2001 MX-5 Miata New Car Test Drive
In spite of an invasion of two-seat sports cars from other manufacturers, the Mazda Miata remains the benchmark. It offers truly outstanding, classic sports car handling. Rear-wheel drive and light weight make the most of its twin-cam four-cylinder engine. Amenities are traditional elegantly designed sports car: simple and functional.
It isn't the most powerful, or the most luxurious. It isn't the most exotic or the most sophisticated. But in terms of an affordable roadster, which is what the original British sports cars were, the Miata is near perfection. And, following the classic sports car definition, in a pinch it can be raced. It is the best-selling two-seat roadster of all time, according to Guinness World Records; more than 500,000 have been sold worldwide, half of them in North America.

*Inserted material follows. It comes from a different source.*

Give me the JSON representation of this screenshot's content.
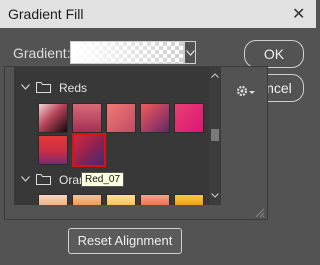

For 2001, Mazda has increased horsepower, enlarged the brakes, stiffened the chassis, and upgraded the interior, making this the best Miata of all time.
Two models are available: Miata ($21,180) and Miata LS ($23,930).
In previous years, the Miata models were organized as packages. The base Miata now comes standard with air conditioning. Also standard are alloy wheels, four-wheel disc brakes, a CD stereo with four speakers, and power windows and mirrors. The base model comes with black cloth and a black convertible top.
LS adds leather upholstery, a tan convertible top, 195/50VR15 tires in place of the base model's 185/60HR14s, a Torsen limited slip rear differential, power door locks, cruise control and a Bose CD/cassette stereo with six speakers.
An optional Suspension Package includes a sports suspension with strut tower brace is available for the LS ($495); this package is also available for the base model ($995) and includes the Torsen LSD and 15-inch wheels and tires. Anti-lock brakes ($550) are an option on the LS. A removable hardtop ($1,500) is available for driving in cold climates, bad neighborhoods or on race tracks.
All Miatas come with a 1.8-liter four-cylinder engine. For 2001, the Miata gets the largest horsepower increase in its 12-year history, raising the output to 155 horsepower. A 5-speed manual gearbox is standard; a 4-speed automatic ($900) is optional; and a 6-speed manual ($650) is optional on LS models.